Log in

'Victorious': 280 Zizzers graduate with WPHS Class of '24


High School Principal Ryan Smith began Friday’s West Plains High School commencement ceremony by commenting on the challenges faced by this year's seniors, 280 in all.

“This class has faced unprecedented challenges throughout their high school journey and has emerged victorious," he said. "They have shown resilience, determination and an unwavering commitment to their education."

As the ceremony began, Smith also called for a moment of silence in memory of Wyatt Atkins, a student who died in July 2022 at age 16 from Coats Plus Syndrome, a genetic condition that shortens the lifespan of those it afflicts. Atkins' classmates also wore green ribbons to honor him.

West Plains R-7 Superintendent Dr. Wes Davis introduced school board members and administrators, and while congratulating the students on their achievements, also acknowledged they and their families might be overwhelmed by the rapid passage of time.

Davis himself had a graduate, son Justin Davis, and had the honor of handing his diploma to him.

"Graduates, it's not just your day. Even though we're here for you, it's not just your day,” Superintend Davis said, addressing the seniors. “It's a day for your families, your friends, your teachers, your loved ones, this is also their day, a milestone for them. Today is that milestone, a summation of your achievements that you've all worked for, yearned for, maybe even fought for. I can tell you right now your parents are saying 'How in the world is this happening? How did it happen so fast?' I can't tell you, because I'm struggling with it myself. It happens so fast."

"You know this milestone, this moment tonight, it's a reflection of what you've done. Your work, dedication, perseverance, the academic excellence you've achieved, but it's also about some lessons learned tonight," he continued, pointing out that book learning is important, but there were life experiences he hoped the graduates would carry with them as they move forward in their journeys.

"I encourage you to embrace the uncertainties ahead of you, because you have no idea what's in your future.
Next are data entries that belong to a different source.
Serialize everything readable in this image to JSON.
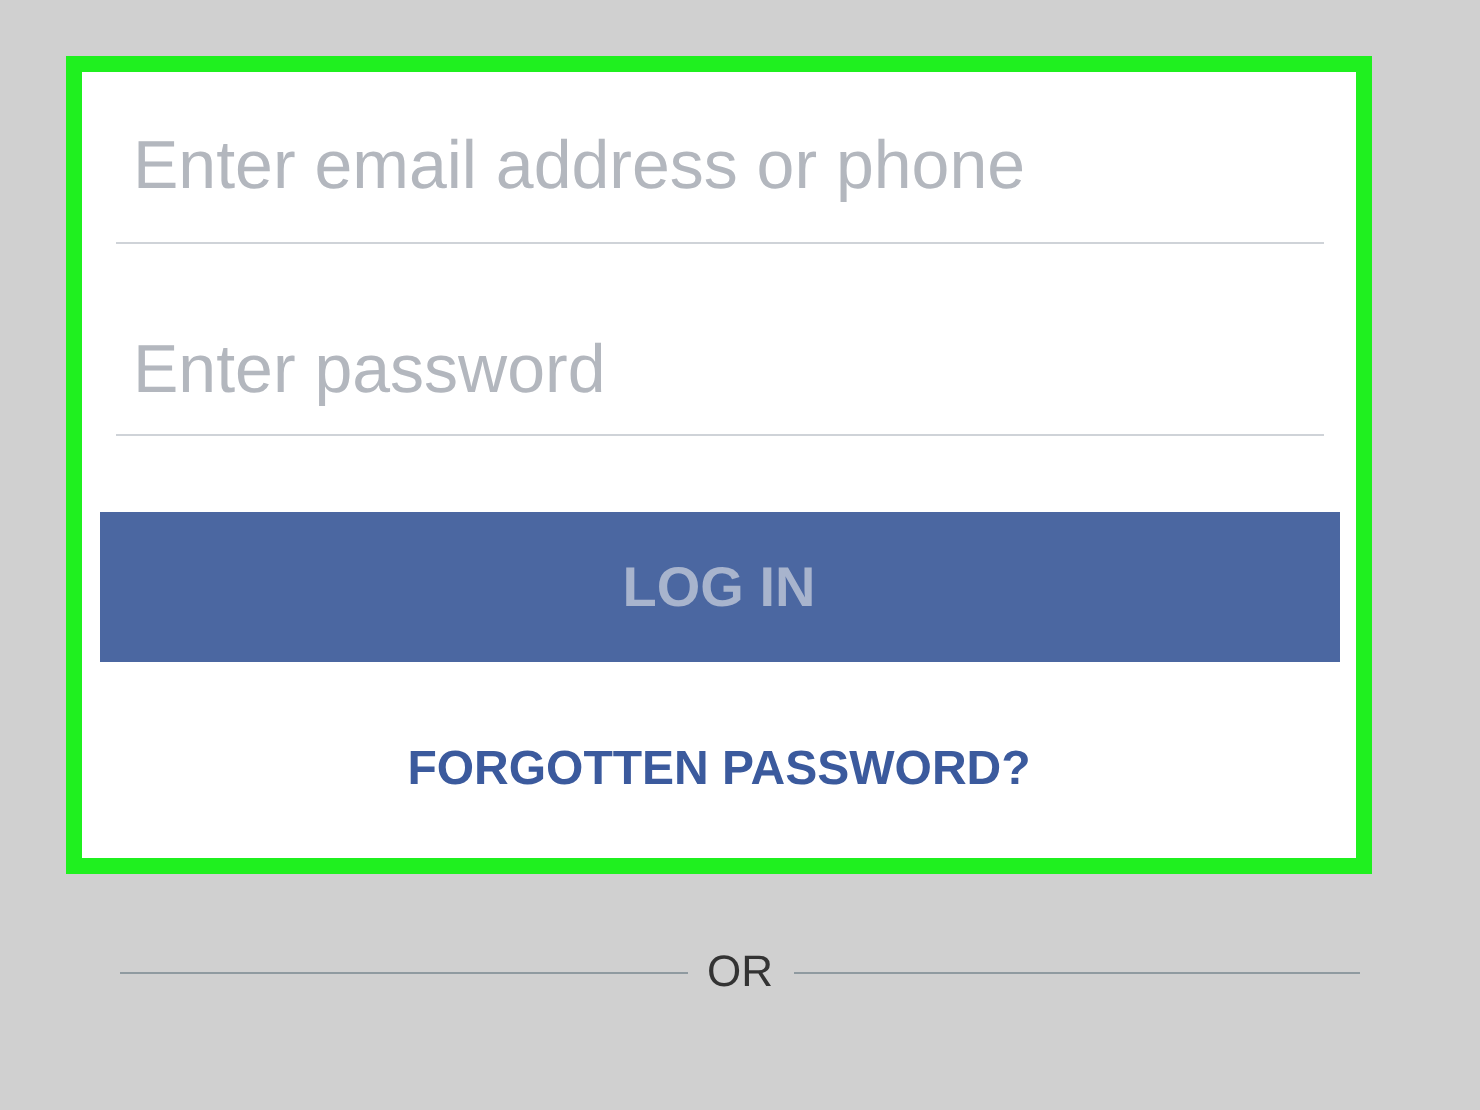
{
  "email_field": {
    "placeholder": "Enter email address or phone"
  },
  "password_field": {
    "placeholder": "Enter password"
  },
  "login_button": {
    "label": "LOG IN",
    "disabled": true
  },
  "forgot_link": {
    "label": "FORGOTTEN PASSWORD?"
  },
  "divider": {
    "label": "OR"
  }
}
But when you face adversity in the future, I will tell you, draw upon the strength that you've gained from the people around you,” Davis encouraged. “Be bold in your ambitions, compassionate in your interactions, and relentless in your pursuit of success. Don't just be successful. That's not what we want. Be compassionate citizens. The world desperately needs you right now. Your talent, your insights, and your empathy."
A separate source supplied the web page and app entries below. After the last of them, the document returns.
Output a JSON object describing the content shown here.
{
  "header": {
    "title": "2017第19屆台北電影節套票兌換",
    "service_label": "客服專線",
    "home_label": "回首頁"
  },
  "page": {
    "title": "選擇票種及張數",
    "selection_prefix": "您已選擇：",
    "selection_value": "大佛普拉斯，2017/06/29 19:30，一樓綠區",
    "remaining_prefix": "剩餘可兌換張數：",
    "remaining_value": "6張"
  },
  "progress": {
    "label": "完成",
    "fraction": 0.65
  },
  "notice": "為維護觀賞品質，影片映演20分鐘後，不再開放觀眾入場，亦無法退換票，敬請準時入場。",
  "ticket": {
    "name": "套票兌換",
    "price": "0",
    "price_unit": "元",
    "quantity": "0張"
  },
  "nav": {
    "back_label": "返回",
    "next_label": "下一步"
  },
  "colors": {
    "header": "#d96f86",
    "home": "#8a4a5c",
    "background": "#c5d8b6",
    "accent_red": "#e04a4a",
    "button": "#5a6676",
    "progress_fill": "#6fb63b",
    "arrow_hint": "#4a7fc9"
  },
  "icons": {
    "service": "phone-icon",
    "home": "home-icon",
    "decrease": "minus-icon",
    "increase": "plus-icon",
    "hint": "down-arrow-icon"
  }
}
Student speaker Makenna Locke recalled some of the adversity she and her classmates had faced during their time as West Plains students, starting with historic flooding while they were in middle school that caused damage to the campus, and continuing with graduating eighth grade in the middle of a global pandemic, during which students attended classes remotely.

Kenzie Sandgren, another student speaker, also talked about those events, and other milestones like learning to drive, focusing on demonstrating resilience moving forward: "Over the past four years we have embarked on a journey of growth, discovery and transformation. A journey that would shape us into the individuals we are today. We have overcome challenges, embraced opportunities and forged friendships that will last a lifetime."


The Distinguished Zizzer Alumnus Award for 2024 was given to Missouri State University-West Plains Chancellor Dr. Dennis Lancaster, presented by school board President Cindy Tyree, who highlighted his accomplishments over the past 30 years as an educator and his dedication to family and community.

"Through his tireless efforts, he has touched the lives of countless individuals with compassion, integrity and service," Tyree reminded.

The Best Citizen Award is presented annually to one male and one female student, selected by faculty and students, and was given this year to Emma Worsham and George Fisher.

"These exemplary individuals embody the spirit of what it means to be a Zizzer, serving as model student citizens," Smith said. "Their commitment, active participation and dedication to both school and community have earned them this prestigious recognition.”

Top academic honors were also recognized. Class of 2024 salutatorian is Elias Curtis. The Salutatorian Award is bestowed on the student with the second-highest academic achievement, having not only one of the highest GPAs, but also meeting requirements of an honors certificate, scoring at least a 24 on the ACT and earning at least 28 class credits.

The honor of valedictorian was awarded to two students this year: Paige Sheridan and George Fisher, who tied for the highest academic honor.